Lean and Six Sigma can be applied in non-repetitive, creative and service environments. There is an excellent book by Michael George, Lean Six Sigma for Service that I’ve also referenced in a previous blog [Lean Six Sigma in R&D and service delivery]. My experience of working with scientists in drug discovery, and with people in finance and human resources is that there are always some processes in every type of work that can benefit from being simplified and streamlined to free up creativity. For the discovery biologists it was the critical review of their cascade of assays for evaluating new chemical compounds as potential drug candidates.

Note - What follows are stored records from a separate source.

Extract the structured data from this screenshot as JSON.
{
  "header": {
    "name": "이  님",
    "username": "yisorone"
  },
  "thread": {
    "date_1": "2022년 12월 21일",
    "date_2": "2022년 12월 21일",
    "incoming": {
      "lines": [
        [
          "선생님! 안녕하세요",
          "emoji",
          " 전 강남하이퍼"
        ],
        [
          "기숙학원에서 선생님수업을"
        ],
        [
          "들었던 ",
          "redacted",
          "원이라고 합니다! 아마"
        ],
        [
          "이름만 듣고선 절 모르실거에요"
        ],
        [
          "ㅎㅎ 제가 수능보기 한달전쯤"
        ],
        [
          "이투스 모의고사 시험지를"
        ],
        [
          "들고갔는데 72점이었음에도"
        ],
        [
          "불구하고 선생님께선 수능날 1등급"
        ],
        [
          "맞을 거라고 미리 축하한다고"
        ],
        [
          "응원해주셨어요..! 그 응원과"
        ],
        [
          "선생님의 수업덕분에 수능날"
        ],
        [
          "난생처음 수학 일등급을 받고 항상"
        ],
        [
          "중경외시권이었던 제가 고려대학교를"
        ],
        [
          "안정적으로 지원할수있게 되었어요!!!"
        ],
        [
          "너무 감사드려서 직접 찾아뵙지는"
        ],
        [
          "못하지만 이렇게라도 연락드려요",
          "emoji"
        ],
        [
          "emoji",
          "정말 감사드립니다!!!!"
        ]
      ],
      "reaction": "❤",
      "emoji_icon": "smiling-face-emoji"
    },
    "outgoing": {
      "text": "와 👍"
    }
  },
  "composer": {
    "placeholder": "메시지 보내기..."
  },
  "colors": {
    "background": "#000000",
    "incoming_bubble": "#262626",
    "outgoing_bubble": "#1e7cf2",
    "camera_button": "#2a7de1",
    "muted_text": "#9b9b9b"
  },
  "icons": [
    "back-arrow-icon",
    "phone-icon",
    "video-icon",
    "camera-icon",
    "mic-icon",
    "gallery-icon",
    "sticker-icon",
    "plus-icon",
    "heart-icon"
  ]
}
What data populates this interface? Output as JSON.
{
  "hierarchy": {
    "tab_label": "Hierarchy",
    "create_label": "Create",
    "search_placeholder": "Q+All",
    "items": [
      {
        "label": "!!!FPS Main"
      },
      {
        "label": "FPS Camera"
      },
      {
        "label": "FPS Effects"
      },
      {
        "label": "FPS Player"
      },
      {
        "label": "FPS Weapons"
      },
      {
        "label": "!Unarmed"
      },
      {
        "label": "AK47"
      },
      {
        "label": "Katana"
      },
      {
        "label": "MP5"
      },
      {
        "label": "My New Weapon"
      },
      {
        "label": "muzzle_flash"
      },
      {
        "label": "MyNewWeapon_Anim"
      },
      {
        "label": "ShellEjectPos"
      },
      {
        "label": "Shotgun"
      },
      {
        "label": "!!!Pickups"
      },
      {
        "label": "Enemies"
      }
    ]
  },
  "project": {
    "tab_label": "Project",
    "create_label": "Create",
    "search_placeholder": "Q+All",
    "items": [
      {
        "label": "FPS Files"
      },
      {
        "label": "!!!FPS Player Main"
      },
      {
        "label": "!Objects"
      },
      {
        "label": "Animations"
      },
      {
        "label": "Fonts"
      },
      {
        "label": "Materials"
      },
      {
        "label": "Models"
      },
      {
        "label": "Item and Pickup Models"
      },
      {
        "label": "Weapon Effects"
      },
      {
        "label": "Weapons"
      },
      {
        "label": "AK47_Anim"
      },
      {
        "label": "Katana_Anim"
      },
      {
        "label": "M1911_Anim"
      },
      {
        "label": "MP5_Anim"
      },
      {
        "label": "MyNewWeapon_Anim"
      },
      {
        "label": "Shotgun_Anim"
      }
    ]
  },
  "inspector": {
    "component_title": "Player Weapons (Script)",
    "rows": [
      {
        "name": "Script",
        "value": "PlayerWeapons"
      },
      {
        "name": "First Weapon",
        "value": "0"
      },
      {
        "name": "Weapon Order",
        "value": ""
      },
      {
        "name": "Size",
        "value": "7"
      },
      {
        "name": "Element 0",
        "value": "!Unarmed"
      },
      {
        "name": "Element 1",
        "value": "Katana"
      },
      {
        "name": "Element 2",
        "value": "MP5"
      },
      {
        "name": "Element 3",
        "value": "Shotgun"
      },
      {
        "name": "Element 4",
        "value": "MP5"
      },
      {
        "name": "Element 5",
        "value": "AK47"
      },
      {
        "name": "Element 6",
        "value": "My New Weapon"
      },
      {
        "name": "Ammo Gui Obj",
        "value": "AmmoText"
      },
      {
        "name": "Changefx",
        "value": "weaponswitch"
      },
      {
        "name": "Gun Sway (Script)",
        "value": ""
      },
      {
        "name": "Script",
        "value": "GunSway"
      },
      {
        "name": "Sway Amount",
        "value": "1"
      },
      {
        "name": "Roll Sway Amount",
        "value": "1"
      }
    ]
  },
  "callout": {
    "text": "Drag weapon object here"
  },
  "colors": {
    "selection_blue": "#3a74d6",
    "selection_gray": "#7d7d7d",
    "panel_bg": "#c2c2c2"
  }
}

People who ‘get it’ live it. One delegate was particularly taken by this phrase: finding such people makes our work as change agents easier. They are certainly the champions or sponsors to start with, especially in organisations that are “too busy” firefighting (and rewarding firefighting [Getting it right rather than firefighting]) to take the time to apply Lean and Six Sigma to make more time.
Effective organisational change is not easy! There will always be complications and questions to answer to enable the smooth running of organisational change programmes and projects. However, some of those present, who were early on in managing their change projects, were reassured by the fact that the evening’s discussion confirmed that they were going about things the right way.
A good fit with the new APM Enabling Change Special Interest Group
This was an excellent occasion for the chairman of the new APM Enabling Change SIG, Martin Taylor, to share a few words about the scope, status and next steps for this group [link], and I will also be sharing these notes from the seminar with my colleagues on the committee.
The full presentation of Facilitating Operational Excellence in and for business change projects can be viewed on SlideShare.
Elisabeth Goodman is the owner and Principal Consultant of RiverRhee Consulting and a trainer, facilitator, one-to-one coach, speaker and writer, with a passion for and a proven track record in improving team performance and leading business change projects on a local or global basis.
Elisabeth is an expert in knowledge management, and is accredited in change management, Lean Six Sigma and MBTI (Myers Briggs Type Indicator). She has a BSc in Biochemistry, an MSc in Information Science, is a full member of the Chartered Institute of Information and Library Professionals (CILIP) and of the Association for Project Management (APM) and is also a Growth Coach with the GrowthAccelerator.
She is currently a committee member for the APM East of England branch, and for the APM Enabling Change Special Interest Group.